▶ **WORK TO BE COMPLETED**
Search the records for the string "title" and report how many lines contain it, with nothing else.
[Start of Attachment]
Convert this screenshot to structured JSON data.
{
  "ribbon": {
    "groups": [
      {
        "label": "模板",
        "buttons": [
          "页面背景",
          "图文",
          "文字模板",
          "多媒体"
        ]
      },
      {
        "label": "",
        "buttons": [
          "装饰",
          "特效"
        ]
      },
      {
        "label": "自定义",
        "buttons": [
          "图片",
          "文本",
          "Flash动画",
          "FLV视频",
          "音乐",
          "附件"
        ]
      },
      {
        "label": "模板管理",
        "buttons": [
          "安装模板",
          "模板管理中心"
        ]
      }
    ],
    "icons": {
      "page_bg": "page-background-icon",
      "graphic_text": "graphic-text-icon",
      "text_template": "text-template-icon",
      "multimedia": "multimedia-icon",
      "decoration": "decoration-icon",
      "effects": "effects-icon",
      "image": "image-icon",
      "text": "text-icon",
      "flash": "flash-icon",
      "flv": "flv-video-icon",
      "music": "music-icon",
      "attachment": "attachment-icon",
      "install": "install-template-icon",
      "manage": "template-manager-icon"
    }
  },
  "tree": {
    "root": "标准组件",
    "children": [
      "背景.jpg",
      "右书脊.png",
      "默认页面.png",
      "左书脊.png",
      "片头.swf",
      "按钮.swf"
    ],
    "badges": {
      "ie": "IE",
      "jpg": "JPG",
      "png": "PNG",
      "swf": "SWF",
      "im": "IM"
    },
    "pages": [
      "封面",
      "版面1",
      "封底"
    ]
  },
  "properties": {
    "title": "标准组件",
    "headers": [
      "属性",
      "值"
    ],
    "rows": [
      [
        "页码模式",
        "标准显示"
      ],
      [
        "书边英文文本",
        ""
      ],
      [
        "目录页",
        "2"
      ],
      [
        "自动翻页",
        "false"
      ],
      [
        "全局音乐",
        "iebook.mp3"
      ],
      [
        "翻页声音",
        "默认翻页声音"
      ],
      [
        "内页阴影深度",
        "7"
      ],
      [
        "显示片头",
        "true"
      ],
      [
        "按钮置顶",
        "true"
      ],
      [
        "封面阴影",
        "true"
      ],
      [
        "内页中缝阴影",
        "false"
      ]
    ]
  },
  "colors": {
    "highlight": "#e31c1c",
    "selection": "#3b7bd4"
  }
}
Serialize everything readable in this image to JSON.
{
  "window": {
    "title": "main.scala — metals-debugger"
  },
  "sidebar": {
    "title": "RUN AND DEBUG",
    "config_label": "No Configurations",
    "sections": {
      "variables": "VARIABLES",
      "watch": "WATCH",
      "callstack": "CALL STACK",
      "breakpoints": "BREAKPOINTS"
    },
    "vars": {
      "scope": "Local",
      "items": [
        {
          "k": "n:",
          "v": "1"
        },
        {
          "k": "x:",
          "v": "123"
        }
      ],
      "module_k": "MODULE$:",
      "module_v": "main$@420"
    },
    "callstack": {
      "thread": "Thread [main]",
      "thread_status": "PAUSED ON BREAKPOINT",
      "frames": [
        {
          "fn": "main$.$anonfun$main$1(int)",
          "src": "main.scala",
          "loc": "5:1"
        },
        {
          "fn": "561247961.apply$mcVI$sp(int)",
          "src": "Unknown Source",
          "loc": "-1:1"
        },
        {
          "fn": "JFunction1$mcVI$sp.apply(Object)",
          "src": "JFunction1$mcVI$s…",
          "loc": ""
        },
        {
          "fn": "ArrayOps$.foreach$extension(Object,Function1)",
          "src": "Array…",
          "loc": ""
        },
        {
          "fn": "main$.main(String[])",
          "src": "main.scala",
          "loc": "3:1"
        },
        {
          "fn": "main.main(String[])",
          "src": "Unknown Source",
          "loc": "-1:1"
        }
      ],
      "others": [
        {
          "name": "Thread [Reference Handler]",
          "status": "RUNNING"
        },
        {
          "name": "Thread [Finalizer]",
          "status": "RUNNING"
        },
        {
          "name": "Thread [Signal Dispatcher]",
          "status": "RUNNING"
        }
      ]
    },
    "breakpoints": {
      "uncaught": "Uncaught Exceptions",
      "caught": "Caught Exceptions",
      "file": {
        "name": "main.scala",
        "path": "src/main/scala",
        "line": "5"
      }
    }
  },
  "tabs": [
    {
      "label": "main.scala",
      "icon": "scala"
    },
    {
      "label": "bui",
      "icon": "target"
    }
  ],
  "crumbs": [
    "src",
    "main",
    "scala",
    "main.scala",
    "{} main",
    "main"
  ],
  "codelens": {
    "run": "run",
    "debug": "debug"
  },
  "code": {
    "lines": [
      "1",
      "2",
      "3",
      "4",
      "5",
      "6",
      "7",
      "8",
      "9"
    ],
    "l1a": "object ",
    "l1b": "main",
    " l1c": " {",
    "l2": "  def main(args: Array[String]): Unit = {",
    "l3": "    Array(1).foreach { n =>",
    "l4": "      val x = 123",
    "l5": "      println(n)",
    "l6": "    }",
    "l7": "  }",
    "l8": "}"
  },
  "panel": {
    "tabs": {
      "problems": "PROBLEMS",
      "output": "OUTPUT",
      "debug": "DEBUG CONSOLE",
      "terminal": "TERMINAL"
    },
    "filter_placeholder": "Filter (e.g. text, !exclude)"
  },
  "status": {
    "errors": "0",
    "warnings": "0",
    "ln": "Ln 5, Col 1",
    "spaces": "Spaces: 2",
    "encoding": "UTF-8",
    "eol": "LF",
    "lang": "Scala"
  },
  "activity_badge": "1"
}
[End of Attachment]
▶ **WRITTEN ANSWER**
3